|US3807456 *||Mar 28, 1972||Apr 30, 1974||Trw Inc||Hydraulic controller including rotary valve|
|US3817151 *||May 8, 1973||Jun 18, 1974||Toyoda Machine Works Ltd||Power steering device|
|US3853435 *||Nov 3, 1972||Dec 10, 1974||Kayaba Industry Co Ltd||Gerotor device with gear drive for commutator valve|
|US3867870 *||Jul 25, 1973||Feb 25, 1975||Jidosha Kiki Co||Control valve reaction device for a power steering system|
|Citing Patent||Filing date||Publication date||Applicant||Title|
|US4290738 *||Sep 10, 1979||Sep 22, 1981||Zahnradfabrik Friedrichshafen, Ag.||Steering valve with spring torsion rod|
|EP0379124A2 *||Jan 15, 1990||Jul 25, 1990||Eaton Corporation||Torque-generating steering device with load-sensing capability|
|EP0379124A3 *||Jan 15, 1990||Jan 16, 1991||Eaton Corporation||Torque-generating steering device with load-sensing capability|
|U.S. Classification||180/438, 418/61.3, 91/375.00A|
|International Classification||B62D5/097, B62D5/24, B62D5/083|
|Cooperative Classification||B62D5/083, B62D5/24, B62D5/097|
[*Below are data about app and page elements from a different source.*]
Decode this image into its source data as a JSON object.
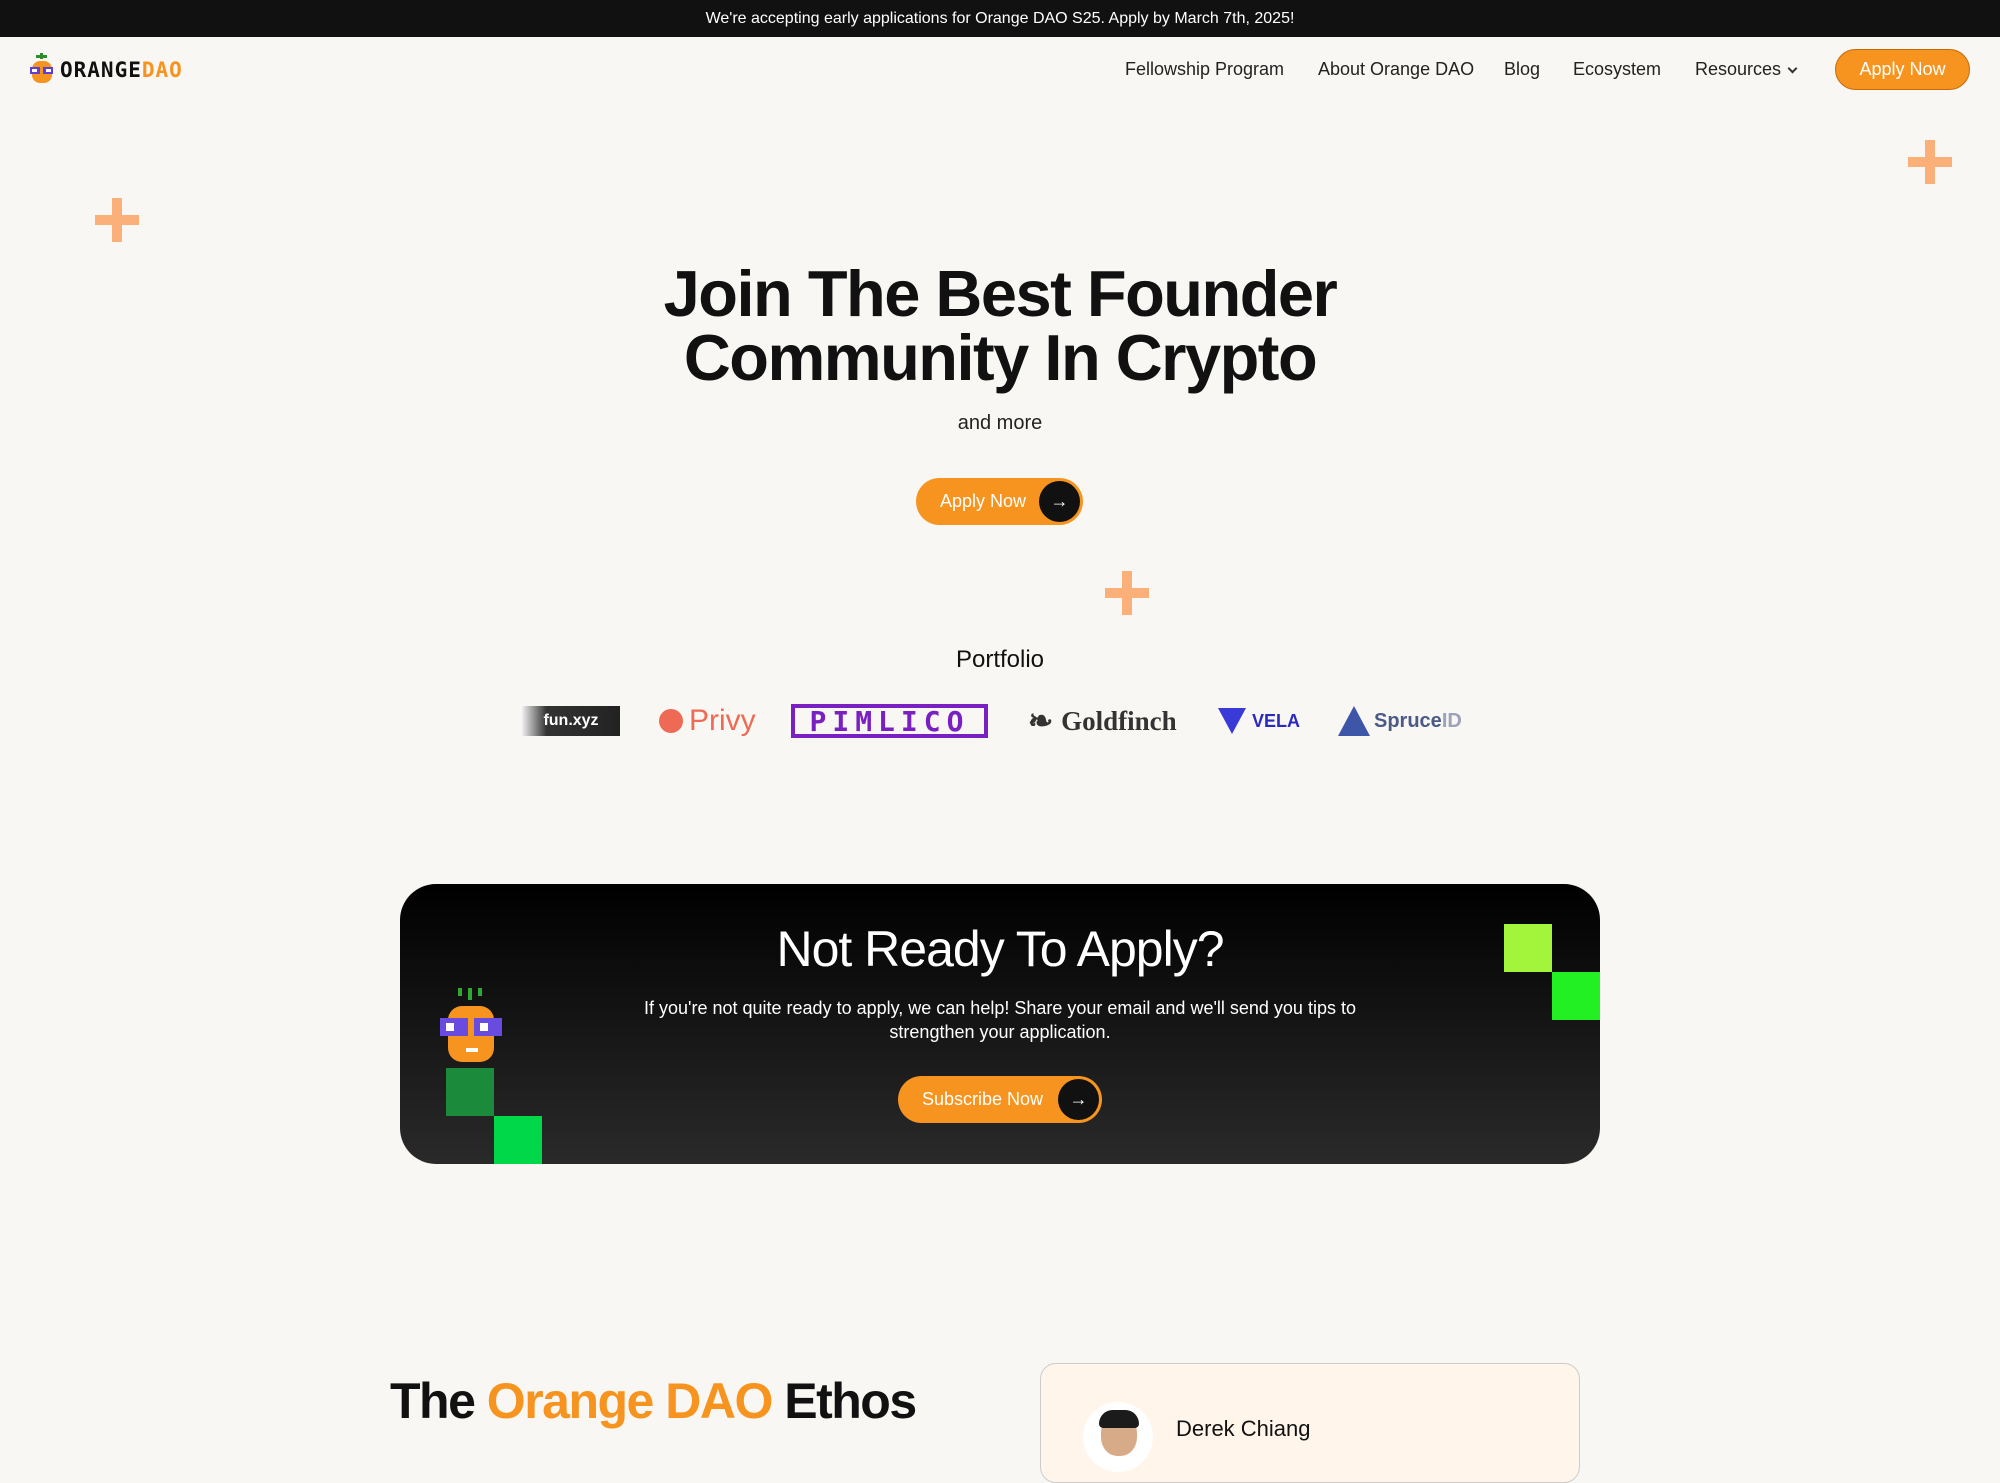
{
  "announcement": "We're accepting early applications for Orange DAO S25.  Apply by March 7th, 2025!",
  "brand": {
    "logo_part1": "ORANGE",
    "logo_part2": "DAO",
    "accent_color": "#f7941f"
  },
  "nav": {
    "items": [
      "Fellowship Program",
      "About Orange DAO",
      "Blog",
      "Ecosystem",
      "Resources"
    ],
    "apply_label": "Apply Now"
  },
  "hero": {
    "title_line1": "Join The Best Founder",
    "title_line2": "Community In Crypto",
    "subtitle": "and more",
    "apply_label": "Apply Now"
  },
  "portfolio": {
    "title": "Portfolio",
    "logos": [
      "fun.xyz",
      "Privy",
      "PIMLICO",
      "Goldfinch",
      "VELA",
      "Spruce",
      "ID"
    ]
  },
  "cta": {
    "title": "Not Ready To Apply?",
    "text": "If you're not quite ready to apply, we can help! Share your email and we'll send you tips to strengthen your application.",
    "button_label": "Subscribe Now"
  },
  "ethos": {
    "title_prefix": "The ",
    "title_accent": "Orange DAO",
    "title_suffix": " Ethos"
  },
  "testimonial": {
    "name": "Derek Chiang"
  },
  "icons": {
    "arrow": "→",
    "dropdown": "chevron-down-icon"
  }
}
|European Classification||B62D5/097, B62D5/24, B62D5/083|